Mary D. Nettleman, MD, MS, MACP is the Chair of the Department of Medicine at Michigan State University. She is a graduate of Vanderbilt Medical School, and completed her residency in Internal Medicine and a fellowship in Infectious Diseases at Indiana University.
Melissa Conrad Stöppler, MD, is a U.S. board-certified Anatomic Pathologist with subspecialty training in the fields of Experimental and Molecular Pathology. Dr. Stöppler's educational background includes a BA with Highest Distinction from the University of Virginia and an MD from the University of North Carolina. She completed residency training in Anatomic Pathology at Georgetown University followed by subspecialty fellowship training in molecular diagnostics and experimental pathology.
There is no commercially available vaccine against bird flu strains for humans, but there is a vaccine against H5N1 sequestered by the U.S. government; the CDC and Chinese researchers are actively researching vaccine development for H7N9.
Practice safe food handling practices: As with all meat, including poultry, when handling or cooking, wash hands with soap and water and disinfect all surfaces such as cutting boards and countertops that contact any raw meats. Viruses can remain active in raw meat. Cooking kills the bird flu virus strains in poultry. Prevention also includes poultry-safety measures such as destroying flocks when sick birds are identified and vaccinating healthy flocks. Combined with import bans, this culling has effectively limited the spread of bird flu (H5N1) in outbreak situations but naturally has negative effects on the poultry and egg industry. For example, Chinese authorities have ordered all chicken flocks suspected to have H7N9 infections to be destroyed and the areas where they were housed or sold sanitized.

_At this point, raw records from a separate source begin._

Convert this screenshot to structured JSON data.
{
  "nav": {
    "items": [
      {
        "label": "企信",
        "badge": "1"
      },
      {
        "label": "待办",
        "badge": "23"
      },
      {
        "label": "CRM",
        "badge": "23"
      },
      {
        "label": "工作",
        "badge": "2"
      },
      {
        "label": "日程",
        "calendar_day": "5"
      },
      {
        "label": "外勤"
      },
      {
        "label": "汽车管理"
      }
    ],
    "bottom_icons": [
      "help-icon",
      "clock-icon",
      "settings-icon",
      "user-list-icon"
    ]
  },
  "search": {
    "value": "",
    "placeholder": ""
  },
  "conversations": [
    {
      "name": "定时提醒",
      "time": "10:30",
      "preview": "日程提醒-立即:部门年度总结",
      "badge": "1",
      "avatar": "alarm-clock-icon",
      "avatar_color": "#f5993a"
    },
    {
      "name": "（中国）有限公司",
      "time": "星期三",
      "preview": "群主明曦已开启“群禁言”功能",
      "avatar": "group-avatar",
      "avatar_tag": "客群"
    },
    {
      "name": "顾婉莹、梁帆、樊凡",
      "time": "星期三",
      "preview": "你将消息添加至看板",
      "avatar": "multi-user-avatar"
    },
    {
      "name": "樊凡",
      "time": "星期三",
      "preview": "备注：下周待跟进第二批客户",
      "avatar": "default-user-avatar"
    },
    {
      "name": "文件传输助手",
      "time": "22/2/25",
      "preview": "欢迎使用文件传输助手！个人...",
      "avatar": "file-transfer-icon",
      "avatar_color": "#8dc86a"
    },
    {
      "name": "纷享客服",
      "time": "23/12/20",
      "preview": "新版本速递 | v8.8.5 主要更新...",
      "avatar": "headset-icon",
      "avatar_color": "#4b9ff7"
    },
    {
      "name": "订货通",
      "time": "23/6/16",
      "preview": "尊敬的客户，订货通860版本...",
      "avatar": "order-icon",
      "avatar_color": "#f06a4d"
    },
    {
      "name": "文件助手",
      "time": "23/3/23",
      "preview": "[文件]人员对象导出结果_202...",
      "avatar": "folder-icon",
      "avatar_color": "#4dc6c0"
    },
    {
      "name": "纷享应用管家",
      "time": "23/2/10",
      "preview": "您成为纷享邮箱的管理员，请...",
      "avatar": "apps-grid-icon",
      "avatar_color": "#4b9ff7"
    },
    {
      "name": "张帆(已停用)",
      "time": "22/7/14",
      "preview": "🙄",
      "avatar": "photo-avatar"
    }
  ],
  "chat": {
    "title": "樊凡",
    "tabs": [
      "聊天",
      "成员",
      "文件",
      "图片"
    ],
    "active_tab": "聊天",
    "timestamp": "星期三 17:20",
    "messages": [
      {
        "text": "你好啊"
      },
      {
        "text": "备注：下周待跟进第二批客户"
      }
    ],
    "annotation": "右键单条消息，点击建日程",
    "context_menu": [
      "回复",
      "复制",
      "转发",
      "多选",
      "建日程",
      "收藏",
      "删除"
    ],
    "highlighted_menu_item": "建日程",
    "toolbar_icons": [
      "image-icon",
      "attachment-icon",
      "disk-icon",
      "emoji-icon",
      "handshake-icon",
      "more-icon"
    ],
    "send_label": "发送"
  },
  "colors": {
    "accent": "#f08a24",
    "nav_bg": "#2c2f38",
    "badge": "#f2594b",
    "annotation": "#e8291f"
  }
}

Get informed about foreign travel: The CDC advises travelers to countries with known outbreaks of bird flu to avoid visiting poultry farms or have contact with live animals in food markets. In affected countries, avoid ice cream or other foods that may have been produced with raw eggs. Do not contact any surfaces that appear to be contaminated with feces from poultry or other animals. Wash hands with soap and water or use alcohol-based hand sanitizers (there are some researchers that suggest hand sanitizers may not work as well as hand washing). Talk with a doctor about bringing along an antiviral medication should you feel ill with flu. For current travel information and health advisories from the CDC, see their Travelers' Health page. The CDC has recently published what precautions to take to avoid H7N9 when traveling in China.
If there is an outbreak of bird flu in people, it is possible that antiviral medications might be recommended for healthy people in the area to try to prevent them from getting infected. CDC and the World Health Organization (WHO) have stockpiled millions of doses of antiviral medications. If an outbreak occurs, the CDC or WHO will make recommendations regarding management, including the need to use face masks/respirators or other personal protective measures. Epidemics or pandemics of bird flu in people would likely result in closure of schools or businesses in affected areas as public-health authorities try to limit the spread of the disease. Most communities and hospitals have plans in place to respond to pandemics.